Ever since Adam and Eve were cast out of the Garden of Eden, Western religious traditions have linked sex to suffering. Allen (The Art of Love: Amatory Fiction from Ovid to the "Romance of the Rose"), uses techniques of literary criticism to trace this relationship from the medieval diagnoses of "lovesickness" (a type of depression) to the AIDS crisis of our own time. Allen also examines the cultural context of leprosy, syphilis, bubonic plague, and the 19th-century fixation on the evils of masturbation, exhaustively searching through medical and theological texts and illustrations to build a fascinating and sometimes shocking case. Allen's narrative, however, could have been greatly strengthened by attention to women's particular experiences of sexuality, pregnancy, childbirth, and sexual assault. For example, bitter disputes surrounded the Victorian use of chloroform during labor, since many theologians viewed pain in childbirth as Eve's daughters' punishment for her original sin. In spite of Allen's omissions, his book provides an important perspective for academic and medical libraries.--Kathy Arsenault, Univ. of South Florida at St. Petersburg Lib. (c) Copyright 2010. Library Journals LLC, a wholly owned subsidiary of Media Source, Inc. No redistribution permitted.

Choice Review

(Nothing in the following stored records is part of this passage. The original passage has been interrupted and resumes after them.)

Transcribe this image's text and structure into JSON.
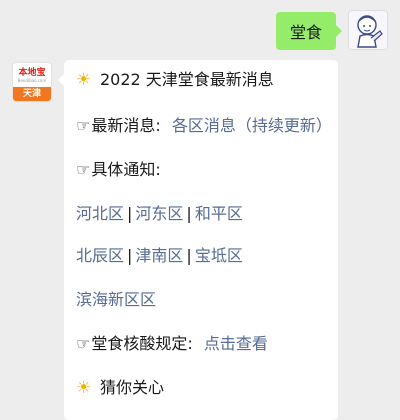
{
  "user_message": "堂食",
  "bot": {
    "logo_name": "本地宝",
    "logo_url": "Bendibao.com",
    "logo_city": "天津"
  },
  "message": {
    "title": "2022 天津堂食最新消息",
    "title_icon": "sun-icon",
    "hand_icon": "☞",
    "latest_label": "最新消息:",
    "latest_link": "各区消息（持续更新）",
    "notice_label": "具体通知:",
    "districts_row1": [
      "河北区",
      "河东区",
      "和平区"
    ],
    "districts_row2": [
      "北辰区",
      "津南区",
      "宝坻区"
    ],
    "districts_row3": [
      "滨海新区区"
    ],
    "separator": "|",
    "rule_label": "堂食核酸规定:",
    "rule_link": "点击查看",
    "guess_label": "猜你关心"
  },
  "colors": {
    "background": "#ededed",
    "user_bubble": "#95ec69",
    "link": "#576b95",
    "sun": "#f5b300",
    "logo_orange": "#f2761f"
  }
}
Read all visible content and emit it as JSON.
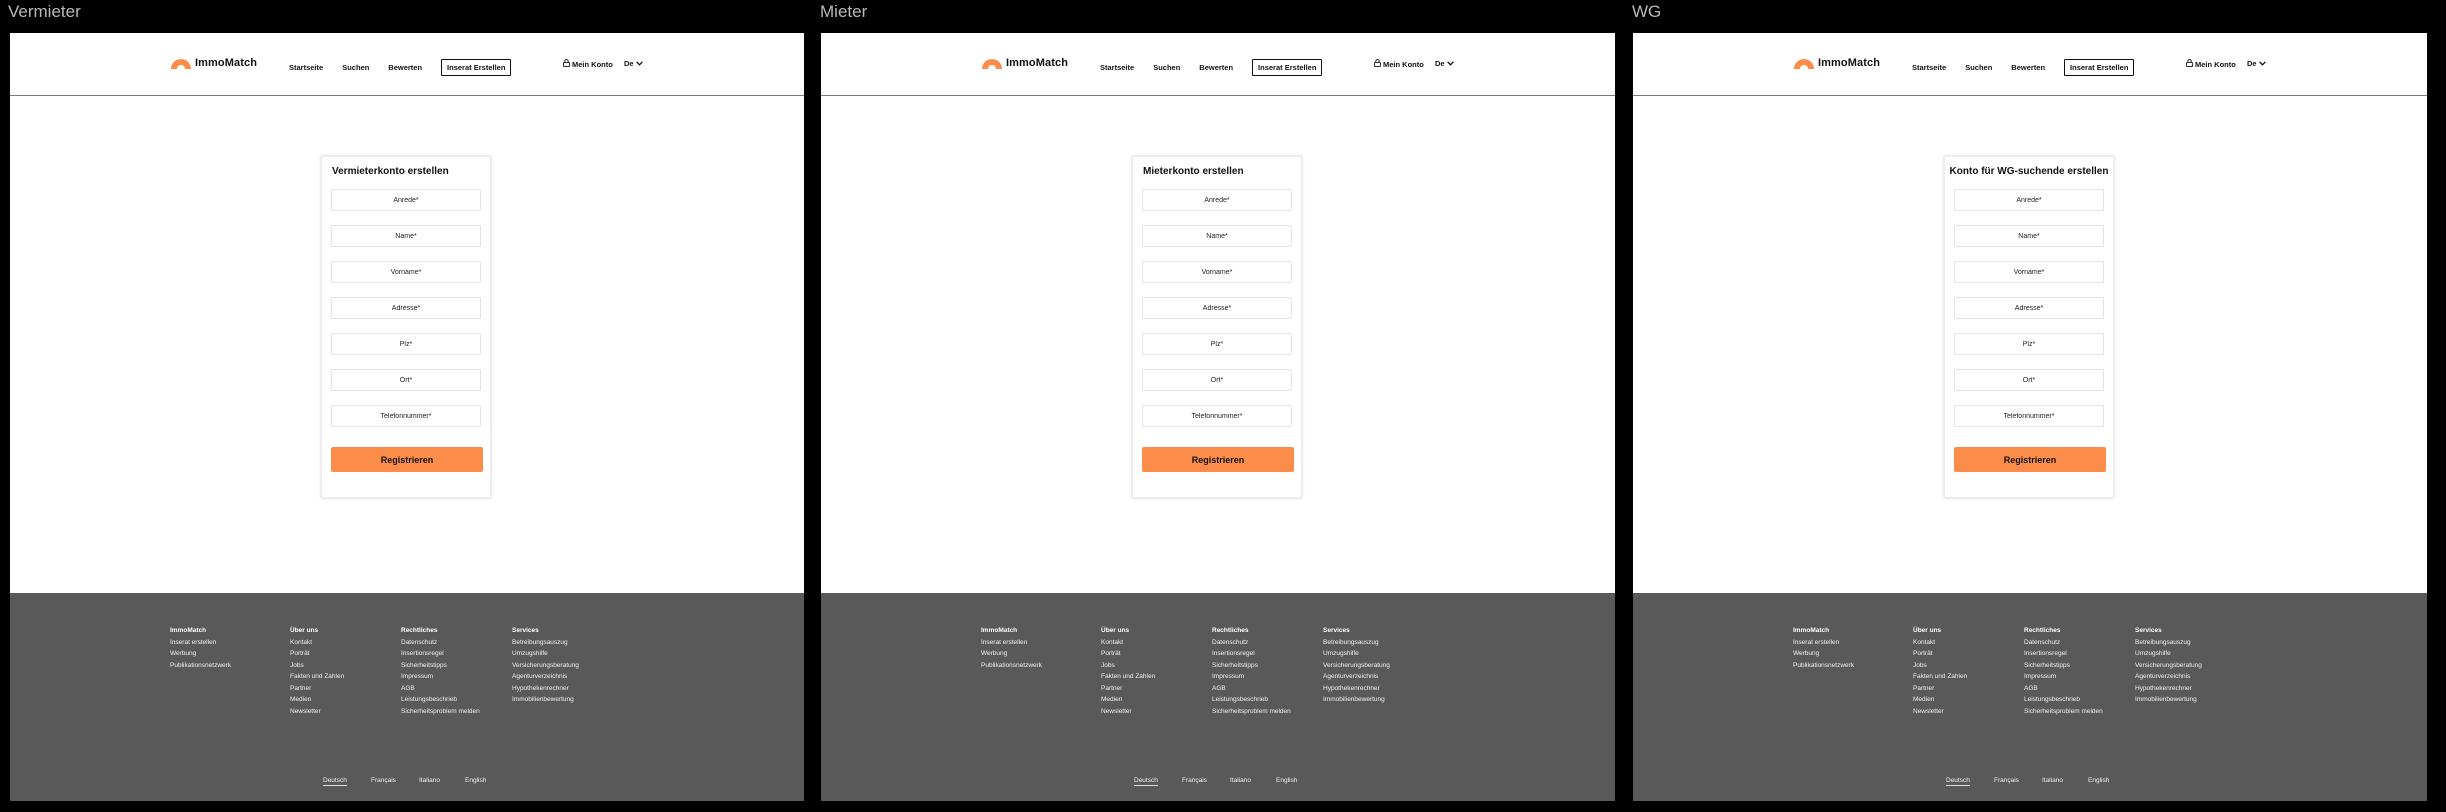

Throughout the history of Western civilization, influential religious leaders and groups have often identified diseases such as leprosy, syphilis, bubonic plague, and AIDS as punishment for sin, the retribution of an angry God. This perspective has had a significant negative impact on how the public at large views individuals with these diseases and the kind of care received. Allen, author of books on love and sexuality, has graduate degrees in health care management and comparative literature, and he lectures at a number of major universities. He takes readers through a 2000-year odyssey, demonstrating that the history of the West is mired in conflict between religious and medical professionals concerning the cause of epidemics, particularly those with sexual connections. This disagreement continues to the present with the controversy about the moral and public health issues related to the AIDS epidemic. Allen presents an interesting and insightful historical panorama of the reality of providing care and treatment to those who have illnesses deemed by powerful religious forces to have been caused by the act of a vengeful God. This effectively organized and readable book is accessible to an interested lay readership, but some chapters have details more appropriate to a professional audience. Notes; valuable bibliography. General readers; undergraduate and graduate students; professionals. ; emeritus, Pennsylvania State University, Hershey Medical Center

Table of Contents

Illustrationsp. ix
Acknowledgmentsp. xi
Introductionp. xiii
Chapter 1 Sex by Prescription: Lovesickness in the Middle Agesp. 1
Chapter 2 To Live outside the Camp: Medieval Leprosyp. 25
Chapter 3 The Just Rewards of Unbridled Lust: Syphilis in Early Modern Europep. 41
Chapter 4 A Broom in the Hands of the Almighty: Bubonic Plaguep. 61
Chapter 5 The Heinous Sin of Self-Pollution: Medicine, Morals, and Masturbationp. 79
Chapter 6 AIDS in the U.S.A.p. 119
Conclusion: The Week Nobody Diedp. 157
Notesp. 163
Bibliographyp. 179
Indexp. 195